Staff photo by Cole Dittmer
The Wrightsville Beach Board of Aldermen voted for the town to take over ownership of the Howell Cottage, which houses the Wrightsville Beach Visitors Center and Chamber of Commerce.
The Town of Wrightsville Beach will take ownership of the historic Howell cottage, which is owned by the Wrightsville Beach Chamber of Commerce foundation and houses the Visitors Center and chamber offices.
The chamber foundation has owned the property for 11 years, relocated to the town’s lot first in a one-year ground lease and later a 10-year ground lease ending July 22, 2014.
The Wrightsville Beach Board of Aldermen unanimously motioned to revert the property’s ownership to the town as worded in the original lease during its April 10 meeting.
The item will come back before the board in a future meeting after the lease is re-advertised.
Town attorney John Wessell said the lease must expire before being renewed.
“We could start it the day after it expires, but it needs to expire, because if the lease goes longer than 10 years you have to treat it as a sale, like we did with the property that’s owned by the [North Carolina Coastal Federation].”
Sue Bulluck, chamber chairwoman, had requested the chamber foundation retain ownership.
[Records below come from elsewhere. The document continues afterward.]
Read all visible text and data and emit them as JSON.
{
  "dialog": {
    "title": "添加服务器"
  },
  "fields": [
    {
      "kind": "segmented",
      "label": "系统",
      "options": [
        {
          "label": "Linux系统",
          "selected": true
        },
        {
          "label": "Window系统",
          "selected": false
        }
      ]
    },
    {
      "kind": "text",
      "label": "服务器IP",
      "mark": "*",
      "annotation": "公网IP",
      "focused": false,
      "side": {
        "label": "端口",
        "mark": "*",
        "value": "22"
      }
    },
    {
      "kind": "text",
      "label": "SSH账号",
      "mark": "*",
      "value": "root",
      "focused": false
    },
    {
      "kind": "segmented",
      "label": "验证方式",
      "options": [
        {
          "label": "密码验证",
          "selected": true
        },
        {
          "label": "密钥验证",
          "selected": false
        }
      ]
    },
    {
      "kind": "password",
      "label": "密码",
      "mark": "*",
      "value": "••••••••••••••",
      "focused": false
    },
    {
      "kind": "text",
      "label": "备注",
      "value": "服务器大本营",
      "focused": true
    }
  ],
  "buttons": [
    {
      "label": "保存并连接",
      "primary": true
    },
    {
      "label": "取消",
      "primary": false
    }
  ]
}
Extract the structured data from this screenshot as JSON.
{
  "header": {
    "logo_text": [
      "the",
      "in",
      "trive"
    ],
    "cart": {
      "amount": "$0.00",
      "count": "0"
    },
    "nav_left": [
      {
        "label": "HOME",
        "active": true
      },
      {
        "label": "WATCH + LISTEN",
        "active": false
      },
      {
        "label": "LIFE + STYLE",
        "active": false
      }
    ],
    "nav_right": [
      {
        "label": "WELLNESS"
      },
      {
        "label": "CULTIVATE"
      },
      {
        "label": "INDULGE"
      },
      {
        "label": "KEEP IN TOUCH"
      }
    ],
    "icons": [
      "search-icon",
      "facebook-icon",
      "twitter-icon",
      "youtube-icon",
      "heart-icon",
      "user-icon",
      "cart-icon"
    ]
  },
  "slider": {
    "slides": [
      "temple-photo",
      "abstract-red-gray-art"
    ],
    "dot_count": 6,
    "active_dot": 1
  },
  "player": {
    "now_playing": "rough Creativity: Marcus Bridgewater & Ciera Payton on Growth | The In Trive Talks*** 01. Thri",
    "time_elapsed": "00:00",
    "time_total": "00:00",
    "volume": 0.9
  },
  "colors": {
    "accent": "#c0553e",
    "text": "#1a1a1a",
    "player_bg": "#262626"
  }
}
She said about $30,000 was invested in maintenance and repairs.
“All we’re suggesting is that it is much easier to go to our membership, helping to raise money for a house in which we have skin in and have ownership in, like we just put $13,000 into it for the back wall,” Bulluck said. “… If … you can’t do that, then I will have to go to the membership and see where we end up.”
The chamber also pays $1 per year to lease the lot and about $850 per month in operating costs, including insurance, power, cable, waste and water.
“I have zero interest in not renewing the lease,” Mayor Pro Tem Darryl Mills said. “… I think this entire board supports the chamber and wants them there and would be supportive.”
During an April 15 phone interview, Bulluck said the chamber membership would discuss the topic more in early May.
“We just have to work our way through it,” she said. “There are lots of other alternatives. … The real question is what the terms of the contract would be.”
The town will retain the Convention and Visitors Bureau staff regardless of whether the chamber maintains the equipment or building. The chamber is a virtual entity, Bulluck explained, which can operate from anywhere.
The board also unanimously motioned to allow police chief Dan House to move forward with the downtown camera system replacement. Estimates to upgrade and replace the surveillance cameras are about $65,000.
“We found out today, that may just be a touch lower,” House said. “… We should be able to absorb all of it out of our drug fund.”
The project could be completed in June or July. Currently, the Wrightsville Beach Police Department is down to four out of six cameras with limited visibility for detective work.
Town manager Tim Owens said during the May board meeting he would bring board members the contract, cost and a budget amendment.
“Our system’s not where it should be,” Owens said.
Earlier in the meeting, the board unanimously approved amending the parking ordinance to create a steeper fine for vehicles parked illegally in the new commercial lot behind the North Carolina Coastal Federation’s Southeast Regional Office. Citations will be $150 in the lot and hours of use are limited from 7 a.m. to midnight.
“At this point, I do see only probably two businesses utilizing it,” Owens said.
The board unanimously approved the Wrightsville Beach Foundation’s purchase of Town of Wrightsville Beach flags, featuring a blue line around the town’s logo.
The foundation will purchase five flags for the town to begin and will also sell 3- by 5-inch flags to the public benefitting beautification efforts.
Board members scheduled a Wednesday, April 30 meeting at 5 p.m. to talk more in-depth about the town’s water supply.